#### Work request:
State how many lines in the listing below include the word "text", and add nothing besides the number.

----- Recorded information -----

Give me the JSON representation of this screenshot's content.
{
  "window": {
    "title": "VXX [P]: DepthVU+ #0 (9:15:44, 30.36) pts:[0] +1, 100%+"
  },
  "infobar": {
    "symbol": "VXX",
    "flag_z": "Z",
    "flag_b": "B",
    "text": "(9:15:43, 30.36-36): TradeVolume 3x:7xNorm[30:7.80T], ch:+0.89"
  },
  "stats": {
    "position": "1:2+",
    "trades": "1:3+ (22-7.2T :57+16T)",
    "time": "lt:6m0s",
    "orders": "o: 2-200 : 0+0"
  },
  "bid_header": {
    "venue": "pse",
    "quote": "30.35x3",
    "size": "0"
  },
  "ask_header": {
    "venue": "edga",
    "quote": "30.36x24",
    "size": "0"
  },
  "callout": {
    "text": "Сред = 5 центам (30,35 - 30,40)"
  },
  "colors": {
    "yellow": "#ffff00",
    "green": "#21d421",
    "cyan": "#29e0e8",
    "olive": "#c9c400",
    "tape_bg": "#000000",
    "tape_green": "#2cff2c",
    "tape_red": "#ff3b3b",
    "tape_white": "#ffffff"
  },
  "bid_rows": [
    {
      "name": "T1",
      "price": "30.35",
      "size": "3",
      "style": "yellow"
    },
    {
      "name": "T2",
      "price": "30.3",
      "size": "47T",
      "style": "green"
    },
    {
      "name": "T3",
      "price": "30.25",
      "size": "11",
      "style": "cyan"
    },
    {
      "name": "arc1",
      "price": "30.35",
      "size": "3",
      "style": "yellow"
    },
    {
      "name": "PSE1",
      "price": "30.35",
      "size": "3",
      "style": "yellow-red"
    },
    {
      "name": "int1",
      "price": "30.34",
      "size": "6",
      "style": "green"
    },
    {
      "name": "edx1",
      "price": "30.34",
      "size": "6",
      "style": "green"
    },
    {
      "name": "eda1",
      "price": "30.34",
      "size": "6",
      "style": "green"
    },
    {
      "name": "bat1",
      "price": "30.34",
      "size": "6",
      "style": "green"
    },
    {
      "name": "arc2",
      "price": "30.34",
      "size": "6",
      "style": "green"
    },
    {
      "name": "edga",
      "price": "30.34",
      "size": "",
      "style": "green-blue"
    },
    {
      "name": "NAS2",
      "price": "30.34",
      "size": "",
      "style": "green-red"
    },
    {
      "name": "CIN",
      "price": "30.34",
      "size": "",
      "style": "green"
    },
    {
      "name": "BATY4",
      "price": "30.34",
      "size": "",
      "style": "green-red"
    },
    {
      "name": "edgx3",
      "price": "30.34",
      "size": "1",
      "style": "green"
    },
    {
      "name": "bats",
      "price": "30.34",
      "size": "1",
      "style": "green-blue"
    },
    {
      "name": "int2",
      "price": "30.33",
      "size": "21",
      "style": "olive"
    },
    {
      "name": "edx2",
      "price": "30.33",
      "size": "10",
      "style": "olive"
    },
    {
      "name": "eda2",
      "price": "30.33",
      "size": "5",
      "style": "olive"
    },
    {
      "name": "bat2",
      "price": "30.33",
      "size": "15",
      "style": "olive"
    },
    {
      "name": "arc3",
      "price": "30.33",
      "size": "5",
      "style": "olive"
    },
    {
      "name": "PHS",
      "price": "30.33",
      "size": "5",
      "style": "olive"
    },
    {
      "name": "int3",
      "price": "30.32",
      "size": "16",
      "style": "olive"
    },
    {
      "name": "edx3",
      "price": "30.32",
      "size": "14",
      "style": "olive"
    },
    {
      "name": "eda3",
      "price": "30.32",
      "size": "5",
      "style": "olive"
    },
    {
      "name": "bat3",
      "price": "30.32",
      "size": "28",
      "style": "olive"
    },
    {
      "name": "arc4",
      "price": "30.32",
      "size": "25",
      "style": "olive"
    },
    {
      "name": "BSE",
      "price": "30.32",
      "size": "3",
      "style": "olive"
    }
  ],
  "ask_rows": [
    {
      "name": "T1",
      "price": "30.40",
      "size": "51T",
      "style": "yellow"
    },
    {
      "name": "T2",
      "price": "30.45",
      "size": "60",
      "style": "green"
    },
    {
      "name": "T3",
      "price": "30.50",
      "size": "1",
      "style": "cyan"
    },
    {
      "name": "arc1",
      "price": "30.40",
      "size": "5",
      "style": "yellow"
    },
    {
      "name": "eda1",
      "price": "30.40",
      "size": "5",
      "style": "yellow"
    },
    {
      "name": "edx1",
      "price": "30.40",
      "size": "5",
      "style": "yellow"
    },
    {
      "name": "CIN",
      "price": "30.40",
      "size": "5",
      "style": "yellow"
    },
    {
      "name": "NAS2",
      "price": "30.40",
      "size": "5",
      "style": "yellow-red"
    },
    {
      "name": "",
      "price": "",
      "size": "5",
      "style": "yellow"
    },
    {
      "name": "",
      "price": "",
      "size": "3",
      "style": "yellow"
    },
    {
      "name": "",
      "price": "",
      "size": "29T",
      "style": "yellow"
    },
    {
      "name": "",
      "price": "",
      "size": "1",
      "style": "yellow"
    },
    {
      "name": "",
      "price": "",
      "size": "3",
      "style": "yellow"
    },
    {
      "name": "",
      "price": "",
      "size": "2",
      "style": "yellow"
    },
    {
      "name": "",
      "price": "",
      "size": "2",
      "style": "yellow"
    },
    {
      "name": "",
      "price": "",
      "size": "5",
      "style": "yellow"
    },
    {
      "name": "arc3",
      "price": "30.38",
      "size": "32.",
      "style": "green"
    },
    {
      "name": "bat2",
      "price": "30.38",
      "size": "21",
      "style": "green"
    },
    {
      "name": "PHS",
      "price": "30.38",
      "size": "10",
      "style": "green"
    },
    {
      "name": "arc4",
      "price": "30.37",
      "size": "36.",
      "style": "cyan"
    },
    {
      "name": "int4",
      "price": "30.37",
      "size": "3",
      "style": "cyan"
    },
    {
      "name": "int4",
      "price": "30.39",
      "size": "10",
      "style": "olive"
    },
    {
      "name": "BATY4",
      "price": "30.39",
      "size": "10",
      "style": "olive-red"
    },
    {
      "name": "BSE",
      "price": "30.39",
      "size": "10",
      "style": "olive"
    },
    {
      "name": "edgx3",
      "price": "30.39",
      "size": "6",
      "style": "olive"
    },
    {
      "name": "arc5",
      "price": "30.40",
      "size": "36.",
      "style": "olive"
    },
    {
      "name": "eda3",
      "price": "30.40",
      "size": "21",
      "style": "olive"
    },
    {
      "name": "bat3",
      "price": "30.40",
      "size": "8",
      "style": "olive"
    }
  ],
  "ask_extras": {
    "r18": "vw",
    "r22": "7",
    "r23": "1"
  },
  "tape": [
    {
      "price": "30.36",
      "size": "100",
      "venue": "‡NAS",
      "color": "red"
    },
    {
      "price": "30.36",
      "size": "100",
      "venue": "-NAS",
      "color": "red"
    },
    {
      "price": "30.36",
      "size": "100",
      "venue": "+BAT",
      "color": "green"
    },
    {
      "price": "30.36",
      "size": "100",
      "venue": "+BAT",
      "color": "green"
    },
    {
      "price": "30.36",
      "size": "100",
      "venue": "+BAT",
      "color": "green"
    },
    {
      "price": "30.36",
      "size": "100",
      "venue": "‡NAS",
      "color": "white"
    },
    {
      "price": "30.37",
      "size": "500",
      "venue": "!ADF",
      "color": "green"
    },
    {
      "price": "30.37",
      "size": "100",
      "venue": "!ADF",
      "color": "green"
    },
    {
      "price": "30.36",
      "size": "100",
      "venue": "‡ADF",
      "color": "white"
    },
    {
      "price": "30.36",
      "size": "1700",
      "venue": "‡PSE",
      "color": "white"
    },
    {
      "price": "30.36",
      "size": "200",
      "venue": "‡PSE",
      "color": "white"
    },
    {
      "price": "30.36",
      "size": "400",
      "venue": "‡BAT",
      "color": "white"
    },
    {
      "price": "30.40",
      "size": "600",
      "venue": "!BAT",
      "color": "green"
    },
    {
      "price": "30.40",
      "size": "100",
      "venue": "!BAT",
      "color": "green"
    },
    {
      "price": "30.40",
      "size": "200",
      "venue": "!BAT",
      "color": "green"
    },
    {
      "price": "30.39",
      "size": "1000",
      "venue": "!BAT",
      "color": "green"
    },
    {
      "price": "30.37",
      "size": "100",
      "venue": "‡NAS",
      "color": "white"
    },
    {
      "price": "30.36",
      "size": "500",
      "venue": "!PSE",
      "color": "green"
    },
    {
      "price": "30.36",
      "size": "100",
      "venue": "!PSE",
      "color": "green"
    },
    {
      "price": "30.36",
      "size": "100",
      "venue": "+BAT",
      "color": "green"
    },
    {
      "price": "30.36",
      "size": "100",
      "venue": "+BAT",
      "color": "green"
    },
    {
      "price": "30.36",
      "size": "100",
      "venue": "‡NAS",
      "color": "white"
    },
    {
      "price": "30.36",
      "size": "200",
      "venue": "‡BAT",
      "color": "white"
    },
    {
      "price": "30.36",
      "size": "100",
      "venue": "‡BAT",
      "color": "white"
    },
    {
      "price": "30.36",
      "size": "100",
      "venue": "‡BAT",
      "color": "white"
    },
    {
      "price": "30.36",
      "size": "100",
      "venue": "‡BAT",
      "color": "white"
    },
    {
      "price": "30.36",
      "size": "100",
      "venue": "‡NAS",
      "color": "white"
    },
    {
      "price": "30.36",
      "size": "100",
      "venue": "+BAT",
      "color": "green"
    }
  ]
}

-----

#### Finished exercise:
2